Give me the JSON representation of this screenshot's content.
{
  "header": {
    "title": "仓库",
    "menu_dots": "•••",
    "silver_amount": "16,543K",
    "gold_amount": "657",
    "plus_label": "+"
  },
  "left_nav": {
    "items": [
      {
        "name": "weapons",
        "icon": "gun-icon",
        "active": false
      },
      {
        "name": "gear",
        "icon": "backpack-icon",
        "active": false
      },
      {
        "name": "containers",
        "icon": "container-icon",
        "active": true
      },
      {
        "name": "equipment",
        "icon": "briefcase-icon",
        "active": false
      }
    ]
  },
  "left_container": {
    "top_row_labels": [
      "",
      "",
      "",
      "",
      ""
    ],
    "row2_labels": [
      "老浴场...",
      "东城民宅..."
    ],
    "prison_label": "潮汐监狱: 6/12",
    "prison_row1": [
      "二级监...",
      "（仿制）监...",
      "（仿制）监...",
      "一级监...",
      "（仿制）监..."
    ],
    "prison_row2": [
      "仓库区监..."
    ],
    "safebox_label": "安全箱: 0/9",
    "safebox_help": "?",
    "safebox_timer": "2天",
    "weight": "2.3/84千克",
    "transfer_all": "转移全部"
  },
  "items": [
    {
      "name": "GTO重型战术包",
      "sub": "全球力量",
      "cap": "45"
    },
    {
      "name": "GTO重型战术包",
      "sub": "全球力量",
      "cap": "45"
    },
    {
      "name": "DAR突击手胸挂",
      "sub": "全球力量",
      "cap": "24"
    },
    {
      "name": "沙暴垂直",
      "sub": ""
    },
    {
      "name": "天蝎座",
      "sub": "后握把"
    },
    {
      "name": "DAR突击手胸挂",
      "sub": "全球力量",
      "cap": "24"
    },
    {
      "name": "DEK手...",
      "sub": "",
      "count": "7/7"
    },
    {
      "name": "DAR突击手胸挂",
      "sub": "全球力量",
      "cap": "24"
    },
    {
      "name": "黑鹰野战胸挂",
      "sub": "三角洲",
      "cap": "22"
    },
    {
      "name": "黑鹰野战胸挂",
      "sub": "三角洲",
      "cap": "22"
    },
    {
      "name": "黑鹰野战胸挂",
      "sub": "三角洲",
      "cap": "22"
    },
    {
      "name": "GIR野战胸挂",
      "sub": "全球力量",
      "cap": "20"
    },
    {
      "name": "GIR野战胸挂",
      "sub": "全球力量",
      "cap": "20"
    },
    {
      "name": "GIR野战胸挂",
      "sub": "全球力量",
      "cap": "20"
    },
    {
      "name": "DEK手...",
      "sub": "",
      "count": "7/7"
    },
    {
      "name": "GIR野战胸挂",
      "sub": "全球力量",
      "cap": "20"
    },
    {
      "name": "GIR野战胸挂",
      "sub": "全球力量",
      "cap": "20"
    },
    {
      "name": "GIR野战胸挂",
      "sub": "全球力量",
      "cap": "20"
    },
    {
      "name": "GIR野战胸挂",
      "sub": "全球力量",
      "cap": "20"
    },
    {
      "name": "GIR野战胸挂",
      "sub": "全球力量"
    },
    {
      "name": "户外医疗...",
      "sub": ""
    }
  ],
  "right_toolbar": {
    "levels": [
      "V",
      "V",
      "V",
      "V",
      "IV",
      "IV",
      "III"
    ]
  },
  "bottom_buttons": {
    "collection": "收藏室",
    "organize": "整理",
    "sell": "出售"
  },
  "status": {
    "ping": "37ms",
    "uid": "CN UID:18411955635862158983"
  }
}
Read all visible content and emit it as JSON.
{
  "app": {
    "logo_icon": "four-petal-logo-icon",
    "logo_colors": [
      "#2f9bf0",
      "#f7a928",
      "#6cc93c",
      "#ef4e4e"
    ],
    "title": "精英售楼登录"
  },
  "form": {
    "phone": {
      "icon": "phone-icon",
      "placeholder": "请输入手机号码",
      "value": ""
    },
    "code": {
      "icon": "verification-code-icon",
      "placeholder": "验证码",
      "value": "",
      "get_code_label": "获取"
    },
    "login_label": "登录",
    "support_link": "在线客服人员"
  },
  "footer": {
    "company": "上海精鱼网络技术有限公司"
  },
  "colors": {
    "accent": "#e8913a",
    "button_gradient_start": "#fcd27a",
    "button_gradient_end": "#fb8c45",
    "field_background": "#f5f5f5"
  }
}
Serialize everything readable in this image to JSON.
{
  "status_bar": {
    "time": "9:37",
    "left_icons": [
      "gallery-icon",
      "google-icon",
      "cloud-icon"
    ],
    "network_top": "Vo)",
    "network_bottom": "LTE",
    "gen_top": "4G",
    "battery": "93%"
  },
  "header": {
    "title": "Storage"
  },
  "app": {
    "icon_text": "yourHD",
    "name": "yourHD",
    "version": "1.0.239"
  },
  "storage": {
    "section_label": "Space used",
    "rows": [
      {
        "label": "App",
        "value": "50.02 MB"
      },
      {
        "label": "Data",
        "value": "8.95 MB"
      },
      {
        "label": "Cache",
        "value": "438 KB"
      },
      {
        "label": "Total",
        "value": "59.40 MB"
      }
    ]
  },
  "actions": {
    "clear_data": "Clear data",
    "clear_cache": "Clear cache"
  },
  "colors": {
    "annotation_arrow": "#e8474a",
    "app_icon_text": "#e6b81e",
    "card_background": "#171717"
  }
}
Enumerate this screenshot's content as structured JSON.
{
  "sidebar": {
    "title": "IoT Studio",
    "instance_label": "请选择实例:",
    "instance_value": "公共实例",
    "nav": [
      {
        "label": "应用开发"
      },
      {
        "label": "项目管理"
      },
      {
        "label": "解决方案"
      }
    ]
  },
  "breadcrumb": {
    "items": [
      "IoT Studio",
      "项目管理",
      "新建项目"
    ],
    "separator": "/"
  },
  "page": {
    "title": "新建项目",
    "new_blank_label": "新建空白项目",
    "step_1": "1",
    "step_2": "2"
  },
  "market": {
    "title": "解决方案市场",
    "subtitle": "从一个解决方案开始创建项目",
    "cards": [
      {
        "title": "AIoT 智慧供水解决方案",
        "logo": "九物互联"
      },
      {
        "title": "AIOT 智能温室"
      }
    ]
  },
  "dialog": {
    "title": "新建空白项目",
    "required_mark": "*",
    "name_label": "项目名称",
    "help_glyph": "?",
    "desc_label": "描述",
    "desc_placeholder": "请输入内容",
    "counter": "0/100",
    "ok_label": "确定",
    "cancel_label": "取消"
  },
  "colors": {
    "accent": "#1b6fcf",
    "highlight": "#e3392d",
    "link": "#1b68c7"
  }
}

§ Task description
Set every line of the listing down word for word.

§ Final answer
Give me the JSON representation of this screenshot's content.
{
  "header": {
    "title": "仓库",
    "menu_dots": "•••",
    "silver_amount": "16,543K",
    "gold_amount": "657",
    "plus_label": "+"
  },
  "left_nav": {
    "items": [
      {
        "name": "weapons",
        "icon": "gun-icon",
        "active": false
      },
      {
        "name": "gear",
        "icon": "backpack-icon",
        "active": false
      },
      {
        "name": "containers",
        "icon": "container-icon",
        "active": true
      },
      {
        "name": "equipment",
        "icon": "briefcase-icon",
        "active": false
      }
    ]
  },
  "left_container": {
    "top_row_labels": [
      "",
      "",
      "",
      "",
      ""
    ],
    "row2_labels": [
      "老浴场...",
      "东城民宅..."
    ],
    "prison_label": "潮汐监狱: 6/12",
    "prison_row1": [
      "二级监...",
      "（仿制）监...",
      "（仿制）监...",
      "一级监...",
      "（仿制）监..."
    ],
    "prison_row2": [
      "仓库区监..."
    ],
    "safebox_label": "安全箱: 0/9",
    "safebox_help": "?",
    "safebox_timer": "2天",
    "weight": "2.3/84千克",
    "transfer_all": "转移全部"
  },
  "items": [
    {
      "name": "GTO重型战术包",
      "sub": "全球力量",
      "cap": "45"
    },
    {
      "name": "GTO重型战术包",
      "sub": "全球力量",
      "cap": "45"
    },
    {
      "name": "DAR突击手胸挂",
      "sub": "全球力量",
      "cap": "24"
    },
    {
      "name": "沙暴垂直",
      "sub": ""
    },
    {
      "name": "天蝎座",
      "sub": "后握把"
    },
    {
      "name": "DAR突击手胸挂",
      "sub": "全球力量",
      "cap": "24"
    },
    {
      "name": "DEK手...",
      "sub": "",
      "count": "7/7"
    },
    {
      "name": "DAR突击手胸挂",
      "sub": "全球力量",
      "cap": "24"
    },
    {
      "name": "黑鹰野战胸挂",
      "sub": "三角洲",
      "cap": "22"
    },
    {
      "name": "黑鹰野战胸挂",
      "sub": "三角洲",
      "cap": "22"
    },
    {
      "name": "黑鹰野战胸挂",
      "sub": "三角洲",
      "cap": "22"
    },
    {
      "name": "GIR野战胸挂",
      "sub": "全球力量",
      "cap": "20"
    },
    {
      "name": "GIR野战胸挂",
      "sub": "全球力量",
      "cap": "20"
    },
    {
      "name": "GIR野战胸挂",
      "sub": "全球力量",
      "cap": "20"
    },
    {
      "name": "DEK手...",
      "sub": "",
      "count": "7/7"
    },
    {
      "name": "GIR野战胸挂",
      "sub": "全球力量",
      "cap": "20"
    },
    {
      "name": "GIR野战胸挂",
      "sub": "全球力量",
      "cap": "20"
    },
    {
      "name": "GIR野战胸挂",
      "sub": "全球力量",
      "cap": "20"
    },
    {
      "name": "GIR野战胸挂",
      "sub": "全球力量",
      "cap": "20"
    },
    {
      "name": "GIR野战胸挂",
      "sub": "全球力量"
    },
    {
      "name": "户外医疗...",
      "sub": ""
    }
  ],
  "right_toolbar": {
    "levels": [
      "V",
      "V",
      "V",
      "V",
      "IV",
      "IV",
      "III"
    ]
  },
  "bottom_buttons": {
    "collection": "收藏室",
    "organize": "整理",
    "sell": "出售"
  },
  "status": {
    "ping": "37ms",
    "uid": "CN UID:18411955635862158983"
  }
}
Read all visible content and emit it as JSON.
{
  "app": {
    "logo_icon": "four-petal-logo-icon",
    "logo_colors": [
      "#2f9bf0",
      "#f7a928",
      "#6cc93c",
      "#ef4e4e"
    ],
    "title": "精英售楼登录"
  },
  "form": {
    "phone": {
      "icon": "phone-icon",
      "placeholder": "请输入手机号码",
      "value": ""
    },
    "code": {
      "icon": "verification-code-icon",
      "placeholder": "验证码",
      "value": "",
      "get_code_label": "获取"
    },
    "login_label": "登录",
    "support_link": "在线客服人员"
  },
  "footer": {
    "company": "上海精鱼网络技术有限公司"
  },
  "colors": {
    "accent": "#e8913a",
    "button_gradient_start": "#fcd27a",
    "button_gradient_end": "#fb8c45",
    "field_background": "#f5f5f5"
  }
}
Serialize everything readable in this image to JSON.
{
  "status_bar": {
    "time": "9:37",
    "left_icons": [
      "gallery-icon",
      "google-icon",
      "cloud-icon"
    ],
    "network_top": "Vo)",
    "network_bottom": "LTE",
    "gen_top": "4G",
    "battery": "93%"
  },
  "header": {
    "title": "Storage"
  },
  "app": {
    "icon_text": "yourHD",
    "name": "yourHD",
    "version": "1.0.239"
  },
  "storage": {
    "section_label": "Space used",
    "rows": [
      {
        "label": "App",
        "value": "50.02 MB"
      },
      {
        "label": "Data",
        "value": "8.95 MB"
      },
      {
        "label": "Cache",
        "value": "438 KB"
      },
      {
        "label": "Total",
        "value": "59.40 MB"
      }
    ]
  },
  "actions": {
    "clear_data": "Clear data",
    "clear_cache": "Clear cache"
  },
  "colors": {
    "annotation_arrow": "#e8474a",
    "app_icon_text": "#e6b81e",
    "card_background": "#171717"
  }
}
Enumerate this screenshot's content as structured JSON.
{
  "sidebar": {
    "title": "IoT Studio",
    "instance_label": "请选择实例:",
    "instance_value": "公共实例",
    "nav": [
      {
        "label": "应用开发"
      },
      {
        "label": "项目管理"
      },
      {
        "label": "解决方案"
      }
    ]
  },
  "breadcrumb": {
    "items": [
      "IoT Studio",
      "项目管理",
      "新建项目"
    ],
    "separator": "/"
  },
  "page": {
    "title": "新建项目",
    "new_blank_label": "新建空白项目",
    "step_1": "1",
    "step_2": "2"
  },
  "market": {
    "title": "解决方案市场",
    "subtitle": "从一个解决方案开始创建项目",
    "cards": [
      {
        "title": "AIoT 智慧供水解决方案",
        "logo": "九物互联"
      },
      {
        "title": "AIOT 智能温室"
      }
    ]
  },
  "dialog": {
    "title": "新建空白项目",
    "required_mark": "*",
    "name_label": "项目名称",
    "help_glyph": "?",
    "desc_label": "描述",
    "desc_placeholder": "请输入内容",
    "counter": "0/100",
    "ok_label": "确定",
    "cancel_label": "取消"
  },
  "colors": {
    "accent": "#1b6fcf",
    "highlight": "#e3392d",
    "link": "#1b68c7"
  }
}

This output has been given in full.